You might think it surreal seeing Sora and his gang bound into other genres and franchises. But Disney, too, has a tradition of transformation – of puckishly tipping its hat. Consider The Mad Doctor, a Disney short from 1933, which sees the mouse transposed into a pastiche of the 1931 Frankenstein, strapped to a metal table amidst crackling Tesla coils. Or Gulliver Mickey – swiped from Swift’s Gulliver’s Travels – where he is tethered to the ground by an army of tiny people, only to break free. The mouse has always refused to be pinned down.

Rather like the narrative of Square Enix’s series, which, after eight main games across handheld and home consoles, resembles a hedge maze. The notion that Kingdom Hearts 3 is, to the uninitiated, some cultural edifice that cannot be critiqued is amusing. It’s akin to arguing that one isn’t fit to assess Star Wars: Episode I – The Phantom Menace without an intimate knowledge of trade route taxation and senate politics. (Admittedly, in the case of Episode I, those things would certainly help.) Plot will only get you so far; real character and content have to take up the baton, or else you wind up babbling, like a zealot, about Xemnas, Xigbar, and Xehanort.

Though it all, I was most happy when Woody was by my side. Ever the voice to shatter pretension, he famously reminded Buzz Lightyear that he was, despite the anima pulsing through his plastic, a plaything. During one sequence when Buzz acts strangely, possessed by shadowy powers, another black-clad bore pontificates on the nature of hearts and darkness. Woody fires a bracing shot above the noise, ‘Whatever you’re talking about, I don’t care. Put Buzz back the way he was, then get lost!’ You said it, partner.

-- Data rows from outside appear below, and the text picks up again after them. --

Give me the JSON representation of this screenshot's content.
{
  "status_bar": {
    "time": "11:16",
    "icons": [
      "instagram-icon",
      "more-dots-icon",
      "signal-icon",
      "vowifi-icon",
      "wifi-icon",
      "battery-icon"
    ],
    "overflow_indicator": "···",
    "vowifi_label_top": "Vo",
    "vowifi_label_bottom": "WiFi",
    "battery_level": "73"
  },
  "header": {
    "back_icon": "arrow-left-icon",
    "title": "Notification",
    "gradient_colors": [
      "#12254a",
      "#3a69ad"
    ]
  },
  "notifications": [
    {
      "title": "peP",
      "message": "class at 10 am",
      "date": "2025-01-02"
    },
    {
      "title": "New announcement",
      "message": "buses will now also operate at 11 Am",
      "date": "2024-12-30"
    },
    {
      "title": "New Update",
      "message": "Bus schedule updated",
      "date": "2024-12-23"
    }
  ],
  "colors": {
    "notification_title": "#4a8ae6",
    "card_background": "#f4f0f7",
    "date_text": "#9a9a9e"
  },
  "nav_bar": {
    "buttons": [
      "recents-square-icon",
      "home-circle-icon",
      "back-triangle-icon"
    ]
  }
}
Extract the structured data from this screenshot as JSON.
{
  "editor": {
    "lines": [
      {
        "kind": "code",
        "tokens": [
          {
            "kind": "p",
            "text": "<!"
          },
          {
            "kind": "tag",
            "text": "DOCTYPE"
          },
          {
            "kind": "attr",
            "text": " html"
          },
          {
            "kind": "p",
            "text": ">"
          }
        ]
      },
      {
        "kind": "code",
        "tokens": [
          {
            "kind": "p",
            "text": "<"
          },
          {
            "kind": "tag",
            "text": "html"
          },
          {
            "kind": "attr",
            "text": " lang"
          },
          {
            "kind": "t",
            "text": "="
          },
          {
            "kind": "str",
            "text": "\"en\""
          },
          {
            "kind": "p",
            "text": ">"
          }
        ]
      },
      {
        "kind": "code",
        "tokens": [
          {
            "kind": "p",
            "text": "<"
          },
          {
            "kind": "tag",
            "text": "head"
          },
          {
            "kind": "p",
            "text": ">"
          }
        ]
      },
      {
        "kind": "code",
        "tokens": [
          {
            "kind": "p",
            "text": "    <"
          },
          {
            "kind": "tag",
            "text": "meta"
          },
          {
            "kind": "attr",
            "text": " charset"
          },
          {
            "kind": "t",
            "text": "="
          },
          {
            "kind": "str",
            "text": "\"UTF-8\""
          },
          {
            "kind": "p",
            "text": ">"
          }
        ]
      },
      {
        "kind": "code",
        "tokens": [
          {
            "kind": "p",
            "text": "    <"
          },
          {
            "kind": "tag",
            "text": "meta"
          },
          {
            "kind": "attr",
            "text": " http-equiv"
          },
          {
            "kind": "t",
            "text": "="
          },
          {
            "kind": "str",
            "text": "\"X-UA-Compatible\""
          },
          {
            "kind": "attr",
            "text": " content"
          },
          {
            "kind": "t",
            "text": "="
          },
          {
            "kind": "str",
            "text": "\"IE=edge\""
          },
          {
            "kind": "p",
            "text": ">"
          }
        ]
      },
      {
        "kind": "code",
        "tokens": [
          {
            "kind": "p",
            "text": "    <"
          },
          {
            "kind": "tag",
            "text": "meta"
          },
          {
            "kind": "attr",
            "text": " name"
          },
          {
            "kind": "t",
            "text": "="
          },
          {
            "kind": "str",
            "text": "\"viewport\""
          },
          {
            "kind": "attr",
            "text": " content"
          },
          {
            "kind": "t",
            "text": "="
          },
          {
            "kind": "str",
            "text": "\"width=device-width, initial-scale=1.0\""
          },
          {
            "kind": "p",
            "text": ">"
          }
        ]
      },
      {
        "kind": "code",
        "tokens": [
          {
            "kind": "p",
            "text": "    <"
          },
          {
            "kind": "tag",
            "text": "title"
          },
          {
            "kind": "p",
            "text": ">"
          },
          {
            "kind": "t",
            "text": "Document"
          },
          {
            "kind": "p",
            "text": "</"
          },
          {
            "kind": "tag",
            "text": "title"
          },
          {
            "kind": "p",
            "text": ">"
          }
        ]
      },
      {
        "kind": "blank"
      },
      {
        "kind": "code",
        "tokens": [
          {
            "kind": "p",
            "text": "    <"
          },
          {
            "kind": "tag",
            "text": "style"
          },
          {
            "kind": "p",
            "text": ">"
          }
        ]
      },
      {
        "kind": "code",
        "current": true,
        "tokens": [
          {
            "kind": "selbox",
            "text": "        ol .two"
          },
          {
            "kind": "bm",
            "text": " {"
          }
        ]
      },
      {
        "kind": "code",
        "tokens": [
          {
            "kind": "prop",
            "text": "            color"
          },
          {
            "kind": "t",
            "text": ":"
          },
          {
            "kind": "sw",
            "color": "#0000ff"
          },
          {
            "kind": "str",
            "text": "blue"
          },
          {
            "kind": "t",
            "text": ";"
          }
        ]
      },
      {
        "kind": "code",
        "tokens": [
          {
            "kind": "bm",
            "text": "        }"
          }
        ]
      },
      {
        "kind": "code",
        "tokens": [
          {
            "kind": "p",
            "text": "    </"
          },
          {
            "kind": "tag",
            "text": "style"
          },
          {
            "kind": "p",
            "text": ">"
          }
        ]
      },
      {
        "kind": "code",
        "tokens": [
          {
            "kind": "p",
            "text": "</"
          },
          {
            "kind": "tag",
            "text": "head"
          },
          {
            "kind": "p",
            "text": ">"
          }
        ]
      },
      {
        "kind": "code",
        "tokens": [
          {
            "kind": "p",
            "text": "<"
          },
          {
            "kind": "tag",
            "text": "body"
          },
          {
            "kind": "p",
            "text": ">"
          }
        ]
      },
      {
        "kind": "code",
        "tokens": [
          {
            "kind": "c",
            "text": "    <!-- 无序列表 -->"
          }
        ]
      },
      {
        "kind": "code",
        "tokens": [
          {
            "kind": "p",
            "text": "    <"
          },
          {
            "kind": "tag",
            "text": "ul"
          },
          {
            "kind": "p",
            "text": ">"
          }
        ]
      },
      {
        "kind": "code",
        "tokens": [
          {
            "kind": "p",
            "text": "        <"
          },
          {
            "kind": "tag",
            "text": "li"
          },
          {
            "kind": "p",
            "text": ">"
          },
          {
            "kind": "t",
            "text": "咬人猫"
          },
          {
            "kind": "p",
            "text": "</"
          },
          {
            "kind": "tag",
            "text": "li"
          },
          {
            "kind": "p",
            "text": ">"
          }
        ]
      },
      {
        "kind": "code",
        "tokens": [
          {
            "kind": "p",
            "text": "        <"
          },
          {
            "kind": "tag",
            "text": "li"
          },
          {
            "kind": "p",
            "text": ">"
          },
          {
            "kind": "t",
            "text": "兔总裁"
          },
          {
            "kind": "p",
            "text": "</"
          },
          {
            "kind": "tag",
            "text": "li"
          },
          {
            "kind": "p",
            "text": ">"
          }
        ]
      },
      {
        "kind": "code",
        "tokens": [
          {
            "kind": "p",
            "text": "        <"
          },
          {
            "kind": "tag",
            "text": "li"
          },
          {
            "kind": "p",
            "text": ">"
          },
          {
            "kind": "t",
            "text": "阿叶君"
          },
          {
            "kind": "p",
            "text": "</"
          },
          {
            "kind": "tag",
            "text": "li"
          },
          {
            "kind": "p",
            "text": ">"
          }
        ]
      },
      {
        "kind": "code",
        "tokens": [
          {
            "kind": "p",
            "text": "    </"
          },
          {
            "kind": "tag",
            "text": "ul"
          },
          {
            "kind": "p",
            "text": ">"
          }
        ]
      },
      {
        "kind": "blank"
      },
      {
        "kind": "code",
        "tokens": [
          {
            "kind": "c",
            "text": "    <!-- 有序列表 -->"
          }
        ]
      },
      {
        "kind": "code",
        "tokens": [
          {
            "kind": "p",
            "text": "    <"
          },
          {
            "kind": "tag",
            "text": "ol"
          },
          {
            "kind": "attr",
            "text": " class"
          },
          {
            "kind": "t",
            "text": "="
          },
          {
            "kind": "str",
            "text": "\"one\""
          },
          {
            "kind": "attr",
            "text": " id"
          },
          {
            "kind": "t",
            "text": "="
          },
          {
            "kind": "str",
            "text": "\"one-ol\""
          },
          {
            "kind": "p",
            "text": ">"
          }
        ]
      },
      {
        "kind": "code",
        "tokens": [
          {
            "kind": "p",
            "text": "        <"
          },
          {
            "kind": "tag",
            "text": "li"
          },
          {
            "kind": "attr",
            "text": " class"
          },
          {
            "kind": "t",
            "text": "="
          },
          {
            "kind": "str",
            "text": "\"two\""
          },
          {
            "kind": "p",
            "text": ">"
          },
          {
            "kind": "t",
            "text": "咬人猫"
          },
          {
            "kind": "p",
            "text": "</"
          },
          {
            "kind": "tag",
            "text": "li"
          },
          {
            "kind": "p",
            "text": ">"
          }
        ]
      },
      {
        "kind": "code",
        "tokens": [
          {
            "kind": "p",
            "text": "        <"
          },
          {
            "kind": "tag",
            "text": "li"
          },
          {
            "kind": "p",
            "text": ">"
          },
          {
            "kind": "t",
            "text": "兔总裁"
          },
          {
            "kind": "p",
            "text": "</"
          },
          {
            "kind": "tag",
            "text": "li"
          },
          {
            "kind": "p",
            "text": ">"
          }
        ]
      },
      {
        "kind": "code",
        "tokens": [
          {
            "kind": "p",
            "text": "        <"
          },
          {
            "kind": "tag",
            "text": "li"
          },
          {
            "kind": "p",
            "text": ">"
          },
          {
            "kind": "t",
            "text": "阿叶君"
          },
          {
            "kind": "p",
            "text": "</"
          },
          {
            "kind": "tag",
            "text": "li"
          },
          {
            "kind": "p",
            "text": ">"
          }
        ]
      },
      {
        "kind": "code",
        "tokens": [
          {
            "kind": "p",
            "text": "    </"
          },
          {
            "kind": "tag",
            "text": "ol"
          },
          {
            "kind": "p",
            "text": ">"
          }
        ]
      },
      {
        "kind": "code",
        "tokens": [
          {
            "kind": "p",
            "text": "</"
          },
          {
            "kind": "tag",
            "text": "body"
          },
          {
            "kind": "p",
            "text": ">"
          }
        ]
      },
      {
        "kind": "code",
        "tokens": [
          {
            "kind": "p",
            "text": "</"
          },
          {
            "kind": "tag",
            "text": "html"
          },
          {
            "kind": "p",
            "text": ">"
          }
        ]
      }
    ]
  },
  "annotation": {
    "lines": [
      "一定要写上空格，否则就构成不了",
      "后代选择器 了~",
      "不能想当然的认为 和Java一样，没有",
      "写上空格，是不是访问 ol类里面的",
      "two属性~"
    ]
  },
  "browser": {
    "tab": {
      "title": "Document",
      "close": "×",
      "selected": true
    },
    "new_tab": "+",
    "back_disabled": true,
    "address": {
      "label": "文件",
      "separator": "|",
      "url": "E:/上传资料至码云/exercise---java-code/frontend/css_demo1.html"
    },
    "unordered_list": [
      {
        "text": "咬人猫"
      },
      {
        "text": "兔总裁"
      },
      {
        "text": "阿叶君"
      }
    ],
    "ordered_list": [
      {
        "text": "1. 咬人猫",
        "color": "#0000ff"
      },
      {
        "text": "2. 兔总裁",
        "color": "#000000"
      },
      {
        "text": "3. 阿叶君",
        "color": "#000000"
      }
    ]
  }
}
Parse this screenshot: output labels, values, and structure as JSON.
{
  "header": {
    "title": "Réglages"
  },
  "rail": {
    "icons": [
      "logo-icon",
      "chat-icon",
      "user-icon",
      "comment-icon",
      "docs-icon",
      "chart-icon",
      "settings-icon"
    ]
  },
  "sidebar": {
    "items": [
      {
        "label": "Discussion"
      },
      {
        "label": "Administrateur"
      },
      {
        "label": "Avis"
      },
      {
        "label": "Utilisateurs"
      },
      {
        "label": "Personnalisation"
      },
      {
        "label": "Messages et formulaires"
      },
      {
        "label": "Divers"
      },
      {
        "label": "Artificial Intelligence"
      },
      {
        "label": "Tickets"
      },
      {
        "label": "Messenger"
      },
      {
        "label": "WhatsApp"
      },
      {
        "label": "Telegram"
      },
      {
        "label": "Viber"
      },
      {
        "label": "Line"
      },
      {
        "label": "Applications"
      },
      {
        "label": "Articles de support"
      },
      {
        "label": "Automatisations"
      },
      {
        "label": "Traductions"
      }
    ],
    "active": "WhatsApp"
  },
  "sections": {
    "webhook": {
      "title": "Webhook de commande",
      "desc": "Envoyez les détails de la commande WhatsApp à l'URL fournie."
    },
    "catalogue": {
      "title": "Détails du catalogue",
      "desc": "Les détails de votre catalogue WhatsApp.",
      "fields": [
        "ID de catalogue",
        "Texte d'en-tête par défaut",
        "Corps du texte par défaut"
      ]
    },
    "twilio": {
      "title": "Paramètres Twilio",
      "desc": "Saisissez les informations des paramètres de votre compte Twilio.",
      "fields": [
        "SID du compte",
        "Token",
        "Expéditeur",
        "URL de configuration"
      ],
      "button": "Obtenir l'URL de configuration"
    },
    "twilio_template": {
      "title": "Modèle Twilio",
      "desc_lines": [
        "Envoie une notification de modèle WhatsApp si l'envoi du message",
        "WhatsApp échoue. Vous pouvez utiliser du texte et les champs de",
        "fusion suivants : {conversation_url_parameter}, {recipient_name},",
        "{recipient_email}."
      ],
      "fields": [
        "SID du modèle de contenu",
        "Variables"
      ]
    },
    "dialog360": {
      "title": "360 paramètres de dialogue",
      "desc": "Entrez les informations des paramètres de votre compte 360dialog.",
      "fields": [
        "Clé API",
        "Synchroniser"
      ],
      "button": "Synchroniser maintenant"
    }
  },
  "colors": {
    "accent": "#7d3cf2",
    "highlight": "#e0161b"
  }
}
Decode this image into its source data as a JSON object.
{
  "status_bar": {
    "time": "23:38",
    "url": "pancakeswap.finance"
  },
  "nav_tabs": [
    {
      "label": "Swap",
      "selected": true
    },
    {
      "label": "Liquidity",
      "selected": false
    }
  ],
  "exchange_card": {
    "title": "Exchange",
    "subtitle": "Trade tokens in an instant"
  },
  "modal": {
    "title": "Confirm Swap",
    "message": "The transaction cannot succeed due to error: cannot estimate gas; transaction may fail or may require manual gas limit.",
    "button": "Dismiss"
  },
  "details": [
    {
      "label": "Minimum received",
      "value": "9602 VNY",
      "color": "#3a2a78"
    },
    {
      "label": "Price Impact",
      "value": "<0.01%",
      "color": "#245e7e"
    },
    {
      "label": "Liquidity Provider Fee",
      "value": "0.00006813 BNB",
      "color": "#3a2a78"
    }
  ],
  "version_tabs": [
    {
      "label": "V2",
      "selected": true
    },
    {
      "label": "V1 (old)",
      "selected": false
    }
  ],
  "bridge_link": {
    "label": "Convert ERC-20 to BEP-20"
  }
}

Developer: Square Enix

Publisher: Square Enix

Available on: PlayStation 4 (reviewed on), Xbox One

Release Date: January 29, 2019